"Look at all this clutter," she'd sighed, idly kicking a stuffed teddybear with glass eyes. Mac had barely looked up: he was used by then to Everleigh's constant complaints, and they only served to amuse him. Everleigh, though, had charged on. "If only you paid a little bit of attention to this shithole, Gramps! Anyone could clear this mess up - the hobo on the street corner could clear this mess up - but no, never, somehow ships in glass bottles are more important than sanitation."
At her words, Mac had giggled, pulling up the mast from within the bottle with a touch of his wand. "Don't let your OCD be getting the better of you, now, Everleigh," he'd cautioned her merrily. "Won't do you a lick of good."

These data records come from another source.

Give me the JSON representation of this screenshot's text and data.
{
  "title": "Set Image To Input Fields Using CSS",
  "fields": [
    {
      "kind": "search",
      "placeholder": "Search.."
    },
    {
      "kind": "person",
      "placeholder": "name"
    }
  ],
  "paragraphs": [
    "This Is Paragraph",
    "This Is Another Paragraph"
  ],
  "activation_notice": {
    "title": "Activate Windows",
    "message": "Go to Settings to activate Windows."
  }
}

Everleigh had thought that had been the end of the conversation, but the next morning, as she'd stumbled bleary-eyed into the kitchen, Mac had been entertaining a young and rather malodorous young man whom she soon found out Mac had just plucked off of a drugstore's doorstep. His name was Evan, and his teeth were yellow.
Looking back on those memories, Everleigh felt a strange blend of wistfulness and pride wash over her. Pride - because at least she'd managed to hone Mac's taste in charity cases from the desperately disgusting to only the mildly loserish, and wistfulness because Mac's kindness towards these people, so genuine at first, seemed now almost rote. The two currently working in the shop - a curvaceous girl called Tink and a rather gangly fellow named Todd - only stayed during daylight hours. Gone were the evening teas, the nights spent stargazing with Mac, the offer of a place to crash. Sure, Mac's was a haven for the dumb and distraught. As long as the sun was up.
Sighing to ward off the strange pangs of nostalgia, Everleigh turned her attention to the magazine spree din her lap - and immediately snapped it closed with a grunt of barely concealed rage. For on the page she'd just looked at was a lengthy article and various paparazzi's pictures of her ex-husband, Tommy St. Clair, at his wedding. Everleigh wouldn't degrade herself by lying and saying she hated the slimy vermin's guts - besides, she had no justification to back it up. In their story, she had committed the crime, she had done Tommy ill, and, damn it, she would very well have to suck up the fact that Tommy had moved on with his life.
Discretion, however, was never Everleigh's forte.
She snuck another look at the article, trying to catch a glimpse of the whore (of course the girl was a whore; Tommy, with the exception of she, Everleigh, very much liked whores) who had replaced her. Everleigh's curiosity was met with a wide-eyed, innocent gaze, curtains of blonde hair, and a Bond girl body. Damn Tommy! She cringed, blushing redder than a Weasley. And - to top it all off! - the girl's name was Violetta. No, not even Violet. Violetta. Everleigh thought she would die of shame.
It was then, of course, that she noticed Mac was staring at her rather oddly from behind his spectacles. Embarrassed at being caught thus, Everleigh sunk lower into her chair, crumpling the magazine in one fist. Fuck Tommy. Fuck Violetta. Fuck Mac's losers and fuck Mac's house. But most of all, fuck Everleigh's entire fucked-up life.